Solar heating systems are growing in popularity among pool owners.
Thermal systems, where water is circulated through panels on the
roof using the pool’s pump, especially have made inroads in
Here is a brief explanation of how thermal systems work and some
typical problems you may encounter.
Over the years, solar panels and coils have been composed of a
variety of materials, primarily copper, rubber or plastic. Today,
copper has become rare because of its cost and tendency to corrode.
Plastic dominates an overwhelming portion of the market.
There are a variety of plastic panel configurations. Basically, the
system involves two large tubes that frame a series of smaller
perpendicular ones through which the water flows.
To calculate the number of square feet of solar panels needed, many
experts simply match the square footage of the surface of the pool.
If the roof faces south or west, however, they may use less.
The majority of installations are done atop the roof. If it is too
steep or shady, however, an independent structure must be built to
accommodate the panels.
Once on the roof, the panels can be attached with a variety of
hardware. Most drill through the roof’s tiles/shingles to
hold the brackets in place and then inject a UV-protected silicon
into every hole. The silicon helps deter leaks, and the brackets
keep the panels in place. To guard against the wind, the panels are
strapped down. And, adjustable header clips are attached to the
tops and bottoms of the panels.
Then, the panels are plumbed into the pool’s circulation
system. This step may vary, depending on the manufacturer and the
distance of the pool to the house. Lastly, the system is automated
via a control pad. Sensors on the rooftop panel and at the
controller monitor the temperature of the water in the tubing and
in the pool, so adjustments can be made accordingly.
While the technology used in solar heating has been around for
ages, the systems themselves still can fall victim to the
occasional glitch. For detailed information on your specific
system, refer to the manufacturer’s manual. Following are six
typical solar system problems that service techs may encounter,
along with tips on how to fix them.
As with most controllers, whatever can go wrong with an actuator
valve can go wrong with these systems as well, experts say.
A common culprit is the pool owner, who often will leave the toggle
switch in the wrong position. When this happens, the pump
won’t operate even if the sensors indicate it should.
To remedy the situation, some simply glue the switch in place so it
can’t be moved. If the pool needs to be shut down for
maintenance, the tech can bypass the switch by going directly
through the control panel.
At the control panel, you’ll find the thermostat and a switch
that reads “automatic,” “on,”
“off” and so forth. All you need to do is turn it to
the off position when necessary; for instance, when you’re
The 10k-ohm sensors these systems use can wear out. If you suspect
this is the case, attach your meter to the sensor. It should
indicate that it’s getting at least 10k ohms.
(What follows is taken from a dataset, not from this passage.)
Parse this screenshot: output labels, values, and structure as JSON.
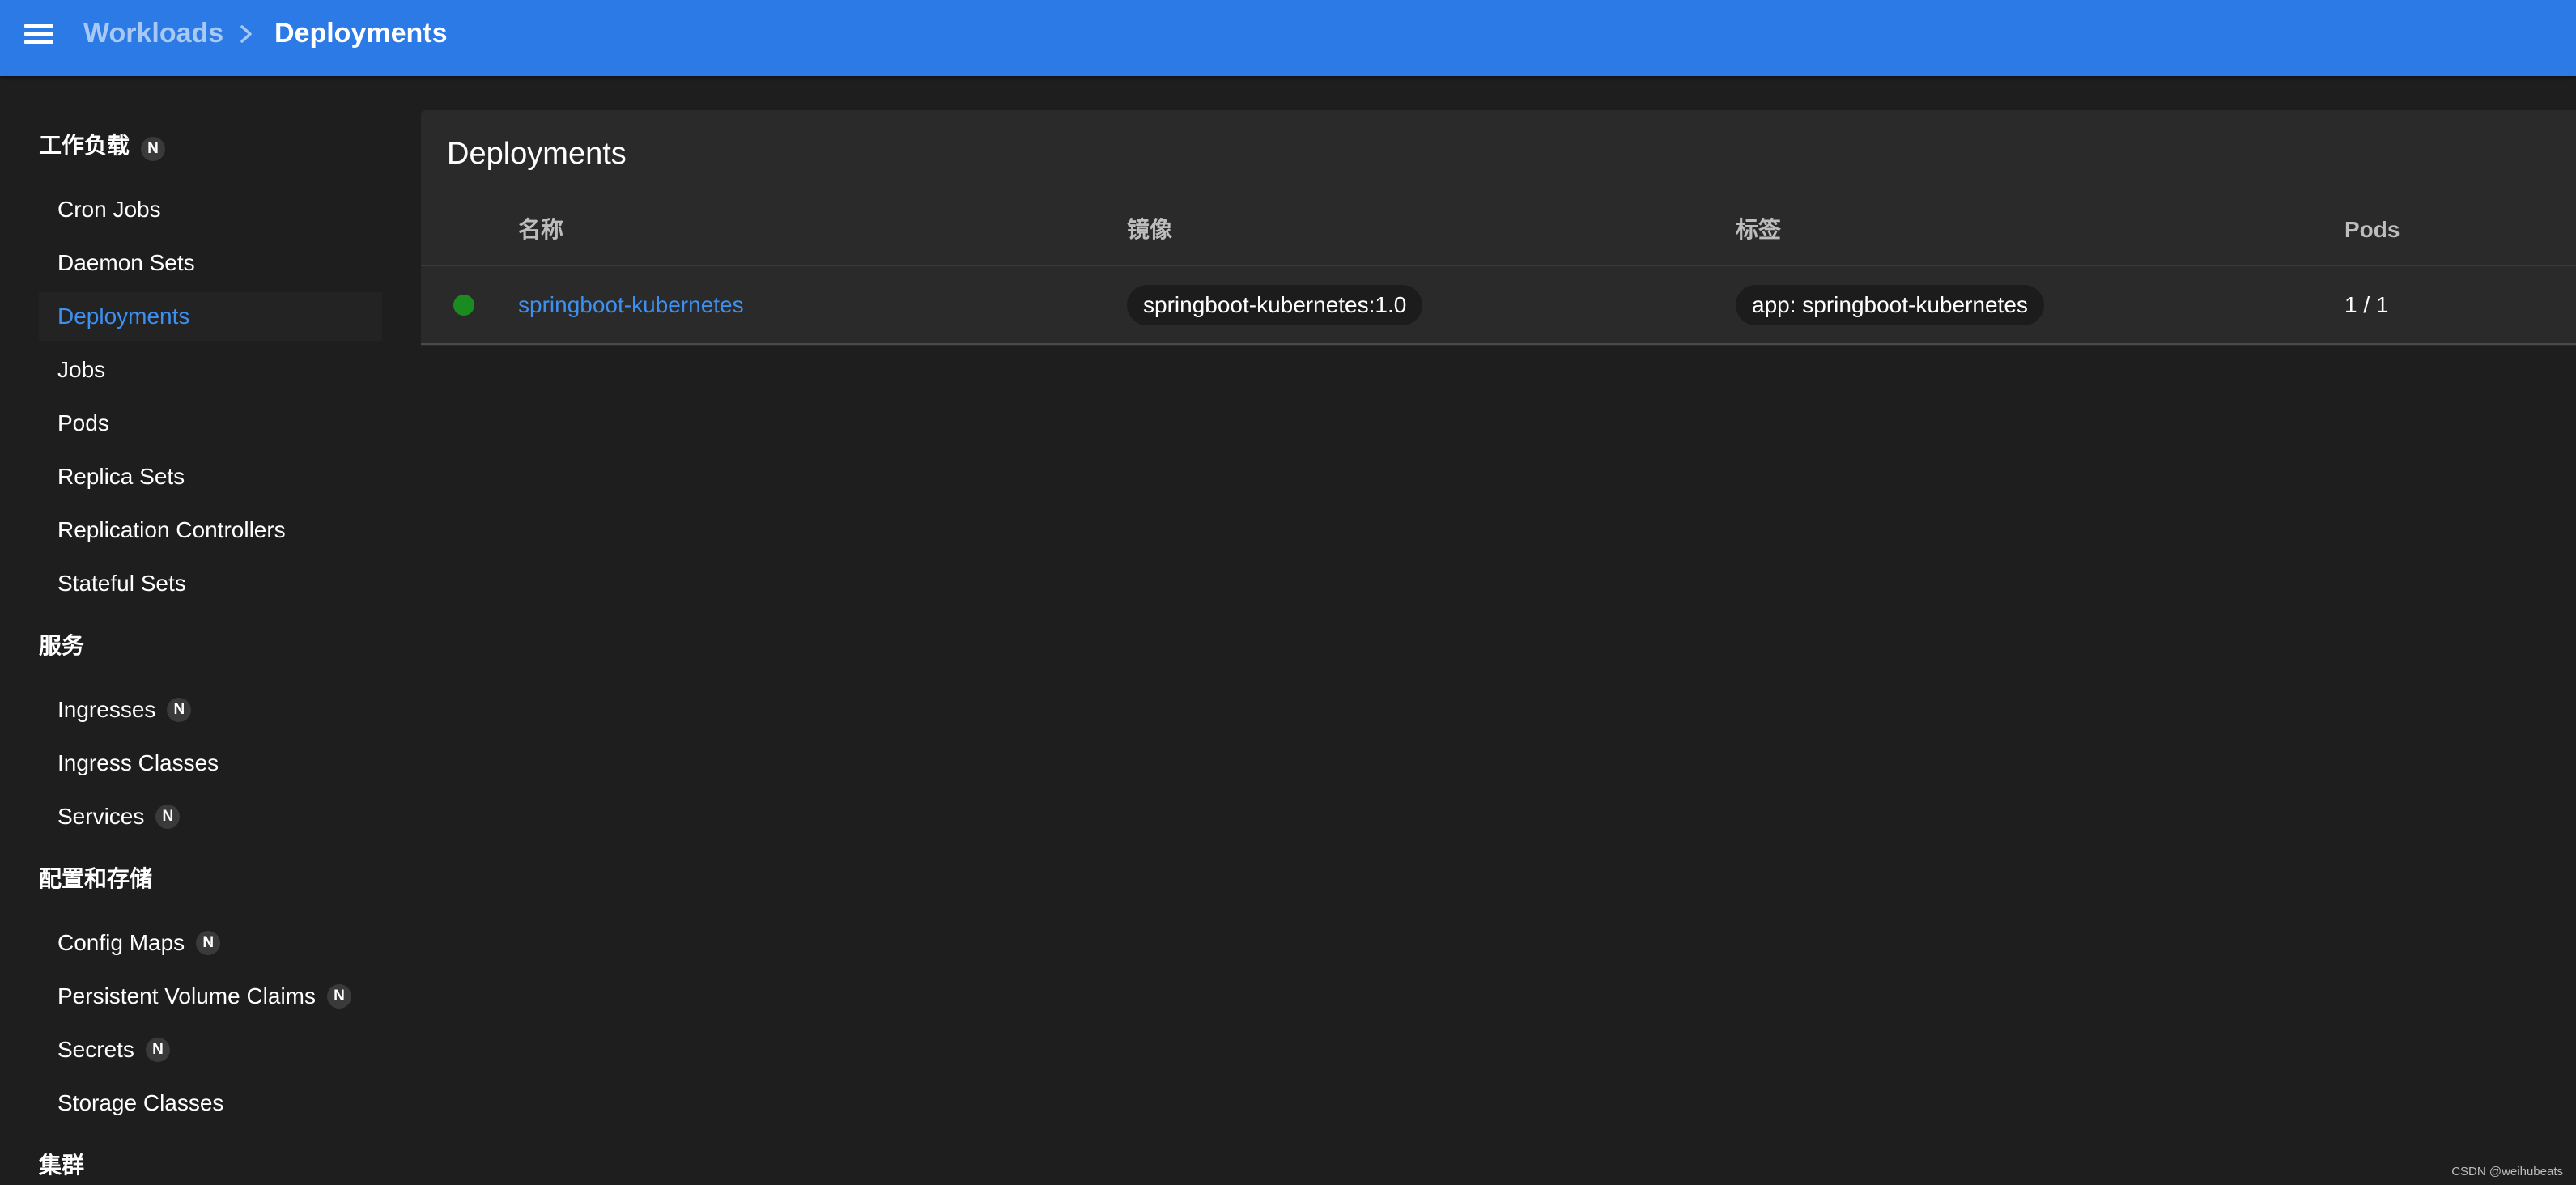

If it’s
not, it needs to be replaced.
3. Vacuum-relief valves
Vacuum-relief valves are plumbed into the system on the roof and
allow water to drain back into the pool. Because the valves open
and close, over time they can wear out.
Debris also can get inside and clog them. You can easily tell that
you have a problem when you notice water is coming off the roof,
Some models are engineered with the valve threaded in place. Others
use a clamp to hold it.
4. Panel connections
Rubber couplings or O-rings connect the panels. They have the
potential to leak if they loosen. Use a screwdriver to tighten up
the stainless steel clamps that surround them.
5. Isolation valve
Make sure the isolation valve is on. Turning it off while the solar
system is in automatic mode can cause severe damage to the pump in
the event the system turns on. If you need to service the pool
equipment, shut off the valve. But be careful to turn it back on
when you’re finished.
6. Panel problems
Modern polymer panels are made to last 25 years, but eventually the
tubing can split. Sometimes this may require a whole new panel.
Other times the individual channels that are broken can be plugged
off with a stainless steel screw, dowel or tapered rubber